**How to complete this task:** Pull each line containing "code" from the data.

**Dataset content:**

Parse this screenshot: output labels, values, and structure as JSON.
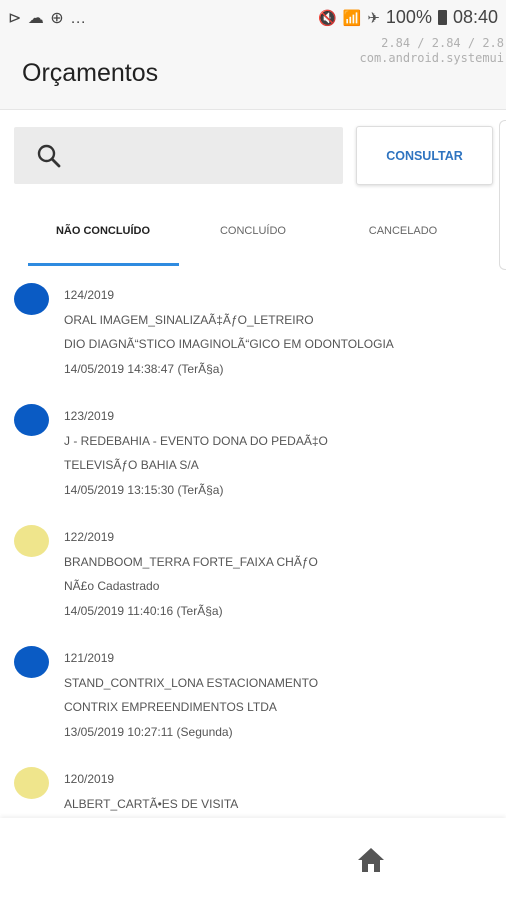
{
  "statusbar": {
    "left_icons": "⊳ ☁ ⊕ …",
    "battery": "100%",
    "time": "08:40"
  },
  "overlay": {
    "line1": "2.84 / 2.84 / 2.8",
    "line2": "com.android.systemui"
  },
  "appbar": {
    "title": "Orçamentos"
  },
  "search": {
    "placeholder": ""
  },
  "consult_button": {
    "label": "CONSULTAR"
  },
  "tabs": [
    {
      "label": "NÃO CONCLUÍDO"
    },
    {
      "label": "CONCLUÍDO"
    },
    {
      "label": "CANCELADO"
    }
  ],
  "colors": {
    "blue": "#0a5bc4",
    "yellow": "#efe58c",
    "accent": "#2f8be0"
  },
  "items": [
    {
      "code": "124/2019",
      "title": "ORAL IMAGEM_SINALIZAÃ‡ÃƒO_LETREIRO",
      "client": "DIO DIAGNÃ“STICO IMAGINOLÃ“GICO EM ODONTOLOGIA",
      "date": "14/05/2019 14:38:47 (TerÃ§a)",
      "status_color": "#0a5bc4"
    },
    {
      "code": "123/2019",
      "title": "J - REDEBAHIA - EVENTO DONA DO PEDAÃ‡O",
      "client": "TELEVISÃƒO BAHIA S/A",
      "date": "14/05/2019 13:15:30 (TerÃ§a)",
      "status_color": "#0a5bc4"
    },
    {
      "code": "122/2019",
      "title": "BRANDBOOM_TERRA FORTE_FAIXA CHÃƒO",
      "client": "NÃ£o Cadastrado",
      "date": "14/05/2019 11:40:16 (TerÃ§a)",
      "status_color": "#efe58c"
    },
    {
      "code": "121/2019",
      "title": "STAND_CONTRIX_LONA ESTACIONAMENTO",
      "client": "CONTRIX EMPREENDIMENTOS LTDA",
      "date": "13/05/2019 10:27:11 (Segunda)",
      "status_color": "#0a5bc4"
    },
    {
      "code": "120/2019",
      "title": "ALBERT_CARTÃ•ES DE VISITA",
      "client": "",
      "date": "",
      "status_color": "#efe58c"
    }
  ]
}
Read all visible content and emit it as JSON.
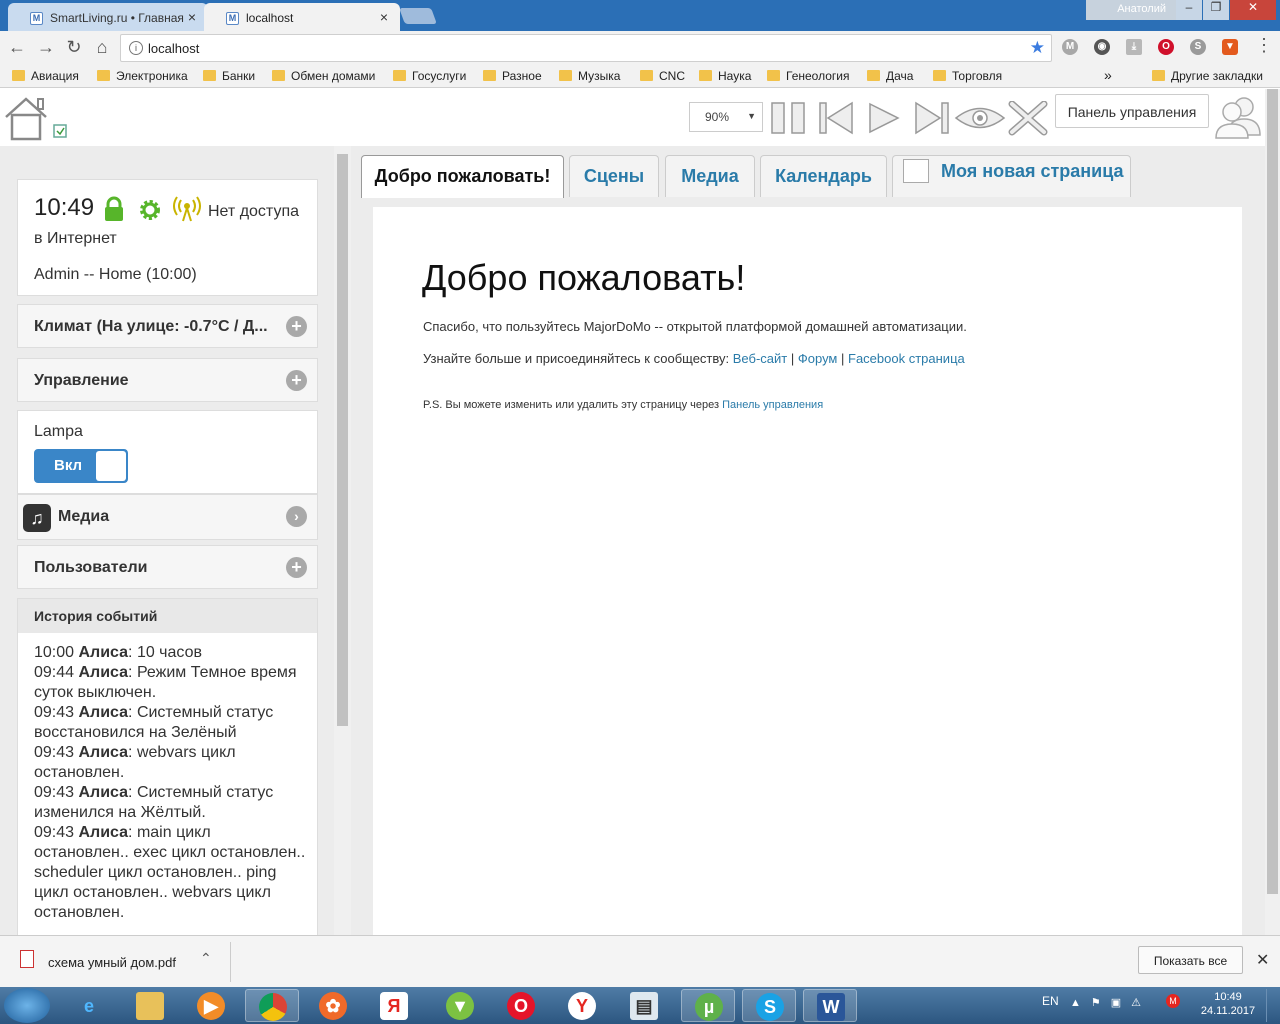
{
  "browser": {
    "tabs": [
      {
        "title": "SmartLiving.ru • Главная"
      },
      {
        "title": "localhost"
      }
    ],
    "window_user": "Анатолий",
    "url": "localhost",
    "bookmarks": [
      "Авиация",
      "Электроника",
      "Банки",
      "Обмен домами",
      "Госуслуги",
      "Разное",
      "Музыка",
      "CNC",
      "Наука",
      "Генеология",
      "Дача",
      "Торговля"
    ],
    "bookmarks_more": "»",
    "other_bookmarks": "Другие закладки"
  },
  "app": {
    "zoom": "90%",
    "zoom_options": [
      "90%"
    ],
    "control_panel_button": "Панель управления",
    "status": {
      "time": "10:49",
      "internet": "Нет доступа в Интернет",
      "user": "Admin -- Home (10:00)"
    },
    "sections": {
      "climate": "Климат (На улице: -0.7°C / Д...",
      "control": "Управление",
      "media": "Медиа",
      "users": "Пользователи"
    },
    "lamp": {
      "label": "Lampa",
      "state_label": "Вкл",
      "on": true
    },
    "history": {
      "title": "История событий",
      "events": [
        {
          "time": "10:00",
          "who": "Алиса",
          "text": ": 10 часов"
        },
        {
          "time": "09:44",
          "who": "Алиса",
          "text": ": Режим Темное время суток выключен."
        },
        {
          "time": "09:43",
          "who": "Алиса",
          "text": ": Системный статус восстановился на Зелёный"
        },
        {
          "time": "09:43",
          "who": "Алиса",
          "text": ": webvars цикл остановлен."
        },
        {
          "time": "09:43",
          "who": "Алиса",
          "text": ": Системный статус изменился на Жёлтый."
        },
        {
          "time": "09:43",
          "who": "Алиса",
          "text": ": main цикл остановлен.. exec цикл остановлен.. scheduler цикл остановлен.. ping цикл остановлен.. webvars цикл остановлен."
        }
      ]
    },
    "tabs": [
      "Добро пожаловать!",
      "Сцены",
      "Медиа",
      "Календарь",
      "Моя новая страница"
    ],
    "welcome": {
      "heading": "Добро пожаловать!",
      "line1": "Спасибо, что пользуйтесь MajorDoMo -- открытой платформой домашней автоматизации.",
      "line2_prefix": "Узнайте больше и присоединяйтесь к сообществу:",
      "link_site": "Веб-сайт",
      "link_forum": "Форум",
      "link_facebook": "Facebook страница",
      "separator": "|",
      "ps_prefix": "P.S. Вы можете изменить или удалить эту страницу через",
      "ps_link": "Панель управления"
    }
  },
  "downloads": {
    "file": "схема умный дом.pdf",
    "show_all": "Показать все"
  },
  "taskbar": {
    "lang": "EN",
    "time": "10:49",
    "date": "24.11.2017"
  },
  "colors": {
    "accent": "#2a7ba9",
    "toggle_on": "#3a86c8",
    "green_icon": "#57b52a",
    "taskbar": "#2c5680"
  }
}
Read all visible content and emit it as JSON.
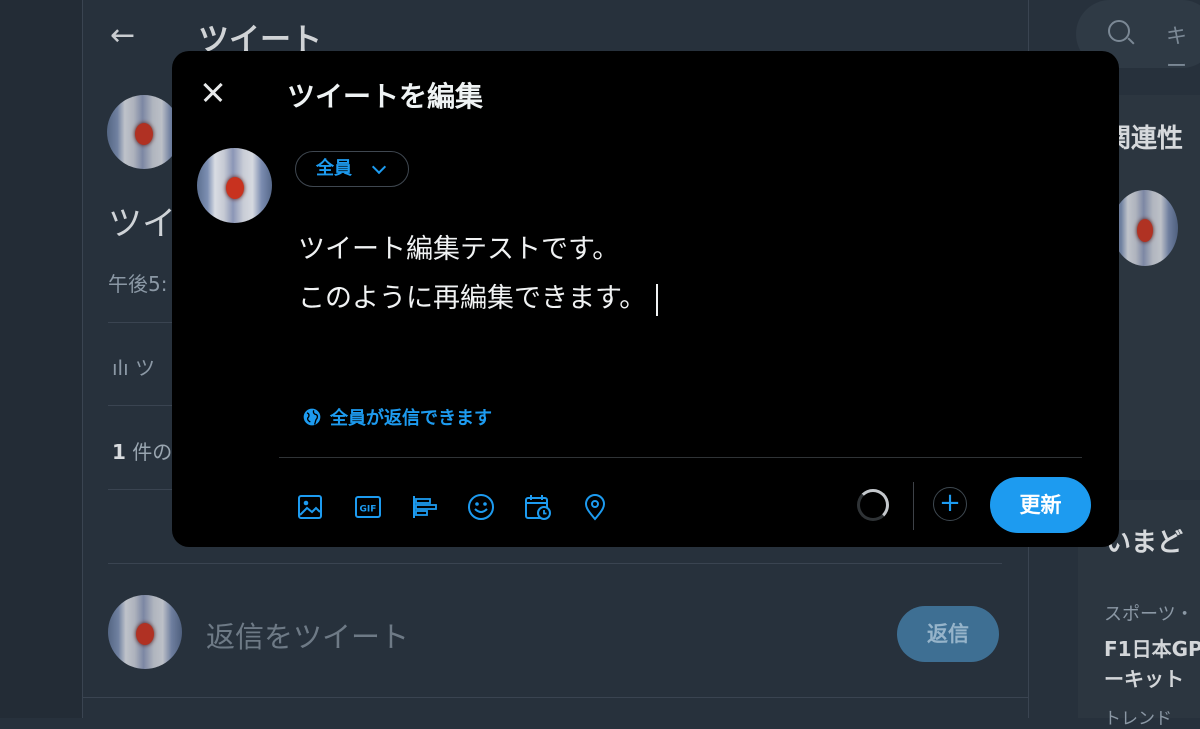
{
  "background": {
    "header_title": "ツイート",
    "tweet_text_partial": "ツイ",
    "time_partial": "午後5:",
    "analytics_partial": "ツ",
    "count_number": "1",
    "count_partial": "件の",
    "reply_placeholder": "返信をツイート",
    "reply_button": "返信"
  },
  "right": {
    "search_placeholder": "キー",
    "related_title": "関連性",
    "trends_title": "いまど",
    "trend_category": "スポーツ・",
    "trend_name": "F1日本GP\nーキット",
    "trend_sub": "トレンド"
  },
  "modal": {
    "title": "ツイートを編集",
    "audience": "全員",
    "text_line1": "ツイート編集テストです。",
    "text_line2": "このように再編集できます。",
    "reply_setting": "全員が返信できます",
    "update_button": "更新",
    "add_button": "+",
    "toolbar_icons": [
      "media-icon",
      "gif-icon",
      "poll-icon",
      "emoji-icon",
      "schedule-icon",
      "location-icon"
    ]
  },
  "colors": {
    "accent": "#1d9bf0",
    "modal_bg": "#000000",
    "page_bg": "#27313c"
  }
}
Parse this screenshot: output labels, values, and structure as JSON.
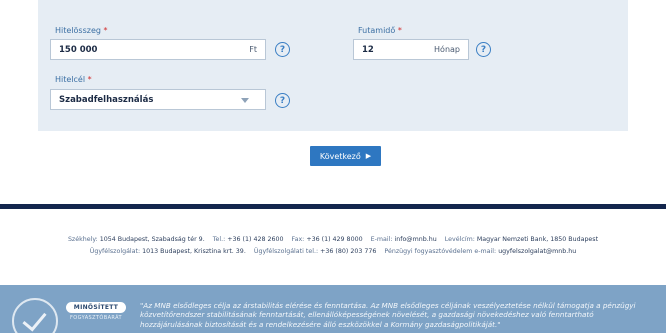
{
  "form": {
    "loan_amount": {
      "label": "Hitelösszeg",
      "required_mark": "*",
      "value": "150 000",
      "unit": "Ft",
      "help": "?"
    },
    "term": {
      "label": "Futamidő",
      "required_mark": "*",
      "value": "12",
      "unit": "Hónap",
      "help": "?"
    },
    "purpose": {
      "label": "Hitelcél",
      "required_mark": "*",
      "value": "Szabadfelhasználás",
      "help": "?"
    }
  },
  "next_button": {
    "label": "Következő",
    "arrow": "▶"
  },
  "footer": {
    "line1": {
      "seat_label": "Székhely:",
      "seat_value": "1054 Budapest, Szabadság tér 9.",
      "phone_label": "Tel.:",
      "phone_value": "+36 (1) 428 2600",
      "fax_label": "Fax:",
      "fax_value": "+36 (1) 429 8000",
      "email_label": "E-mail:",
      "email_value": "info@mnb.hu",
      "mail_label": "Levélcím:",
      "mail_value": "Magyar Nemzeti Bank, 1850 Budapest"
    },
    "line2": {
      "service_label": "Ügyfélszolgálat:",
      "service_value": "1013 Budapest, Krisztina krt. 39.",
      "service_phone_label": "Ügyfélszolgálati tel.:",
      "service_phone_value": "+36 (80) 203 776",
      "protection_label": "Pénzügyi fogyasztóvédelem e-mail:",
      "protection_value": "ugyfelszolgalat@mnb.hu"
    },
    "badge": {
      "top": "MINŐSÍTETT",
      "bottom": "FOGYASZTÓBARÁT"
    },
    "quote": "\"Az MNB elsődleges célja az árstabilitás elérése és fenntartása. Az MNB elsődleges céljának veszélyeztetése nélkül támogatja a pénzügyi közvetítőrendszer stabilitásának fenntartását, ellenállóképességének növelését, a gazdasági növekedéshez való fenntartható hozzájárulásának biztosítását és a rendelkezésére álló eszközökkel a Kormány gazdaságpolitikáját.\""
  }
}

**Response for this exercise:**
      "code": "124/2019",
      "code": "123/2019",
      "code": "122/2019",
      "code": "121/2019",
      "code": "120/2019",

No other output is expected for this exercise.